## Work order
Scan the records and identify every line in which the string "Person" occurs, then return those lines.
** Opening Record excerpts block **
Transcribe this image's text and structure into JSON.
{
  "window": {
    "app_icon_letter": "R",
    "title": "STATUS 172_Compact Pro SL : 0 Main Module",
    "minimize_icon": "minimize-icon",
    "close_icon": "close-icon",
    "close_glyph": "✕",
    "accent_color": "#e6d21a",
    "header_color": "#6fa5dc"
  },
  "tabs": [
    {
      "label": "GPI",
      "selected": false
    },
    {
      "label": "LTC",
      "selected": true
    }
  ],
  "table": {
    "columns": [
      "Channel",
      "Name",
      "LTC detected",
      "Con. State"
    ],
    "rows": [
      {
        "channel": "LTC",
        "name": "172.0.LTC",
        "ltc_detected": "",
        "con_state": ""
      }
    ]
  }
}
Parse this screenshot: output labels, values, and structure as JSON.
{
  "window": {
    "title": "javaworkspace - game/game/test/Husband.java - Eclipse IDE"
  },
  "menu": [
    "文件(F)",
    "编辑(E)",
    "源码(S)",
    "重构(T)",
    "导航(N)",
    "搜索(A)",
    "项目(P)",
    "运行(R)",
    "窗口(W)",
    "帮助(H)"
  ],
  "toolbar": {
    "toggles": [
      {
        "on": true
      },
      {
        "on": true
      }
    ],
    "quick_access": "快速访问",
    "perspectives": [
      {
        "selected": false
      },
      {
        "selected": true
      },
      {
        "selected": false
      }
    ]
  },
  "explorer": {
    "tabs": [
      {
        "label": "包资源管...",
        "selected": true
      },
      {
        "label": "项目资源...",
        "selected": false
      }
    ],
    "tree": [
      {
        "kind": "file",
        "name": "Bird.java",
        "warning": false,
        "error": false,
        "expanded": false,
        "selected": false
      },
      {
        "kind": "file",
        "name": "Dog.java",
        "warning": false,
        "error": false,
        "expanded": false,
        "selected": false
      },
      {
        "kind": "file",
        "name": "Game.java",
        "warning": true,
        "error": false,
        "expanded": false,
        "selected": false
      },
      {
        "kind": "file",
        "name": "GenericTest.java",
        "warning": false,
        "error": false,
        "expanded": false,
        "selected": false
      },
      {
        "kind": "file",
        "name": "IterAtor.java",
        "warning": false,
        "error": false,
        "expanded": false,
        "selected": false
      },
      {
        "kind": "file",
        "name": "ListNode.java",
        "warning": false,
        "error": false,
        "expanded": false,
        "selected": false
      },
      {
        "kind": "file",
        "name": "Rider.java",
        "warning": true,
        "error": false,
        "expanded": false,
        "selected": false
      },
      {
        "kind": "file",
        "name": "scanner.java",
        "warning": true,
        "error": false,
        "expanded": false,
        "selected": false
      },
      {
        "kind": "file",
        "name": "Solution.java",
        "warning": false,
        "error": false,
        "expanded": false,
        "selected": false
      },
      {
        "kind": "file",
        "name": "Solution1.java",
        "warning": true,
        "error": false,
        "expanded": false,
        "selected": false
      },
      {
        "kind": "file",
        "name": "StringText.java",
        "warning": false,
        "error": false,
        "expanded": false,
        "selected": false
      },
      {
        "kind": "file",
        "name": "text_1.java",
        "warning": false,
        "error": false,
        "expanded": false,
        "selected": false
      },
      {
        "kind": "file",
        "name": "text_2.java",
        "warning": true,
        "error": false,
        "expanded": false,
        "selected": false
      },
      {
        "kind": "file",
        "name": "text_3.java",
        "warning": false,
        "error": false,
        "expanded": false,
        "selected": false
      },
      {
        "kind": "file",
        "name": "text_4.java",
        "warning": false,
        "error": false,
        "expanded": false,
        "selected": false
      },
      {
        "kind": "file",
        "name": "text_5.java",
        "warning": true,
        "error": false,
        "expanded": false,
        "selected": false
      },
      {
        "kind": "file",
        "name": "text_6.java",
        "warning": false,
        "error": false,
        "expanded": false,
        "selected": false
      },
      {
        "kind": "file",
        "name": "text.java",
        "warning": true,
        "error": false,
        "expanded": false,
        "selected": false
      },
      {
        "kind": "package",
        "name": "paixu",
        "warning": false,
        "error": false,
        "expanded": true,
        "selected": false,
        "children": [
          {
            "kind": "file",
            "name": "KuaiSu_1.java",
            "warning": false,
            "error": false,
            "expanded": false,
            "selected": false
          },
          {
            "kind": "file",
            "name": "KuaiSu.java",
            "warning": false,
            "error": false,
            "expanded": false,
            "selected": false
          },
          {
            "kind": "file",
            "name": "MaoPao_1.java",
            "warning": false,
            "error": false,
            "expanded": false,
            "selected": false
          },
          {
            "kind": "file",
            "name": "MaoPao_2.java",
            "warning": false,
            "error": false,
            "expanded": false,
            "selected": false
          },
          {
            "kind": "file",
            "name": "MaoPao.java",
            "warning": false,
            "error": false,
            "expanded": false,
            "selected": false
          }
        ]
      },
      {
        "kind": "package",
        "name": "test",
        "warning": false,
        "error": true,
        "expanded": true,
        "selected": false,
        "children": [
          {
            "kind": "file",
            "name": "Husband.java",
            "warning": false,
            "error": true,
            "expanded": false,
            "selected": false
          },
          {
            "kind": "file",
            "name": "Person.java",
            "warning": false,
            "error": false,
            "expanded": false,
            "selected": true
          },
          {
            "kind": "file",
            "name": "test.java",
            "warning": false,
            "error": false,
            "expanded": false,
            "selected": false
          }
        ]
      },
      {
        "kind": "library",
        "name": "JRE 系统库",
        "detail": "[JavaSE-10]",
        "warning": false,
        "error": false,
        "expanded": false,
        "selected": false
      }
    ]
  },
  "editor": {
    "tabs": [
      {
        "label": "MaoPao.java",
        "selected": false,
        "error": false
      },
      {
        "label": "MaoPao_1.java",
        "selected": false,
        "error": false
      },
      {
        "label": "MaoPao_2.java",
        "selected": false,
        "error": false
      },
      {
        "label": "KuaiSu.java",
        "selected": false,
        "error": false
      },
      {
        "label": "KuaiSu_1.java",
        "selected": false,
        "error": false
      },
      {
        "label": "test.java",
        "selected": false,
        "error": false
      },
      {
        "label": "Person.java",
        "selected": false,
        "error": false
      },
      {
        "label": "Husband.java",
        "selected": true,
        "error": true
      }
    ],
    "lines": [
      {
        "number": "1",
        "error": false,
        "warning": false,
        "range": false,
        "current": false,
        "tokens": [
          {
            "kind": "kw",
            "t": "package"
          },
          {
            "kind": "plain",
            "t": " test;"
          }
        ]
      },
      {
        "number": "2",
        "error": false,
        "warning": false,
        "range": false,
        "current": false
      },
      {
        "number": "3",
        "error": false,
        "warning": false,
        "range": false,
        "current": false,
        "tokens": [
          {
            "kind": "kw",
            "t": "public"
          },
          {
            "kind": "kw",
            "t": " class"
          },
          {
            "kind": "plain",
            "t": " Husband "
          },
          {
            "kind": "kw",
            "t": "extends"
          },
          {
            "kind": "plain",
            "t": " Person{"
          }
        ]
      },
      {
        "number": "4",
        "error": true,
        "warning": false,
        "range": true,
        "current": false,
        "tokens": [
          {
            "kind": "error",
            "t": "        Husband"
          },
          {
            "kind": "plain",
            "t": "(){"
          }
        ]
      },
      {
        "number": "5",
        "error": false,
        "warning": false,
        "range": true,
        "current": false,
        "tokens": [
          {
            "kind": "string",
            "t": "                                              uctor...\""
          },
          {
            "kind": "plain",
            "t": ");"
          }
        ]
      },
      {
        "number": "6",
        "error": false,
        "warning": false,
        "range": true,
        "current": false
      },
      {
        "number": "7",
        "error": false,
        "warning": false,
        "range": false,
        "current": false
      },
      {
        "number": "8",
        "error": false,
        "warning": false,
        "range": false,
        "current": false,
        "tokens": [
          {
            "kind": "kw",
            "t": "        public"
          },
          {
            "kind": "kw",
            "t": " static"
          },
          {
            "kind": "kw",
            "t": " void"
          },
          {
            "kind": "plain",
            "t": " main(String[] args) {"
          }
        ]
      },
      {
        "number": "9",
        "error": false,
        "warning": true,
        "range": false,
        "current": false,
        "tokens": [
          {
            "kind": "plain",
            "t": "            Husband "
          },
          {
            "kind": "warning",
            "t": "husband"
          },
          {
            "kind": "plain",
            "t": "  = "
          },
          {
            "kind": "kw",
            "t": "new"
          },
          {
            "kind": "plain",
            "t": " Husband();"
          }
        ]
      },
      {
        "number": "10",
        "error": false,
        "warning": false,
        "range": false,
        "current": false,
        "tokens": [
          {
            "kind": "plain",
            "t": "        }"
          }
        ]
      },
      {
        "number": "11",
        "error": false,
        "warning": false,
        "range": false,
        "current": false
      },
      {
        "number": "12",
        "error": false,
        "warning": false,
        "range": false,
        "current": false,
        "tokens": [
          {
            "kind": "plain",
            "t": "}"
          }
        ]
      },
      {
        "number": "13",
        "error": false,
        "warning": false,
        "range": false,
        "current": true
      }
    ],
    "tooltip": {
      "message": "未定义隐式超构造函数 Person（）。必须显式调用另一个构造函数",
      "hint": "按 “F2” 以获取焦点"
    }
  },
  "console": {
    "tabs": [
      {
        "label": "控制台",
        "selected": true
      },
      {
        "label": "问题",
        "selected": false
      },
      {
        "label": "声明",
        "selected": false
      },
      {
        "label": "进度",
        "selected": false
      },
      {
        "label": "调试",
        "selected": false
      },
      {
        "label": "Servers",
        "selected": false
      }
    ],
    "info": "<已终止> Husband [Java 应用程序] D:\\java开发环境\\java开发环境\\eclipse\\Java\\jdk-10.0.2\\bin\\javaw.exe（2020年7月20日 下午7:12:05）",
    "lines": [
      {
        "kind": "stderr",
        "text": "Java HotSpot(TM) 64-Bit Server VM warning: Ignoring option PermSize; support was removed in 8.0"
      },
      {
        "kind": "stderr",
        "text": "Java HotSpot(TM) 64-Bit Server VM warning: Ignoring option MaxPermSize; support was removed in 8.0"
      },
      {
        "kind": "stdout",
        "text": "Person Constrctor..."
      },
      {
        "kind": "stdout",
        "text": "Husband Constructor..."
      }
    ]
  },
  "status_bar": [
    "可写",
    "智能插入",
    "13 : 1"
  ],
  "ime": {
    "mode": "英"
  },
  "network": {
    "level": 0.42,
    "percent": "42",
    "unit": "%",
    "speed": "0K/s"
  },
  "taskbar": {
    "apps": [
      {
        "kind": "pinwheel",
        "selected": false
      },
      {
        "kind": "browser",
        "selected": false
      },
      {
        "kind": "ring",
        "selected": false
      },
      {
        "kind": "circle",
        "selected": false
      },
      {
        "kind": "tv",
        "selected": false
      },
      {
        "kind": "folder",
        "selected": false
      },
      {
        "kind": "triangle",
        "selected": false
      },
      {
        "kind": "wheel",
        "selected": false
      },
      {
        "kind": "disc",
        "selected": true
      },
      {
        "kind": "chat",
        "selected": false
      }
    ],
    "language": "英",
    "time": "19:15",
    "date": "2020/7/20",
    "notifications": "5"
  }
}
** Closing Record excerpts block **
## Finished task
            "name": "Person.java",
        "label": "Person.java",
            "t": " Person{"
      "message": "未定义隐式超构造函数 Person（）。必须显式调用另一个构造函数",
        "text": "Person Constrctor..."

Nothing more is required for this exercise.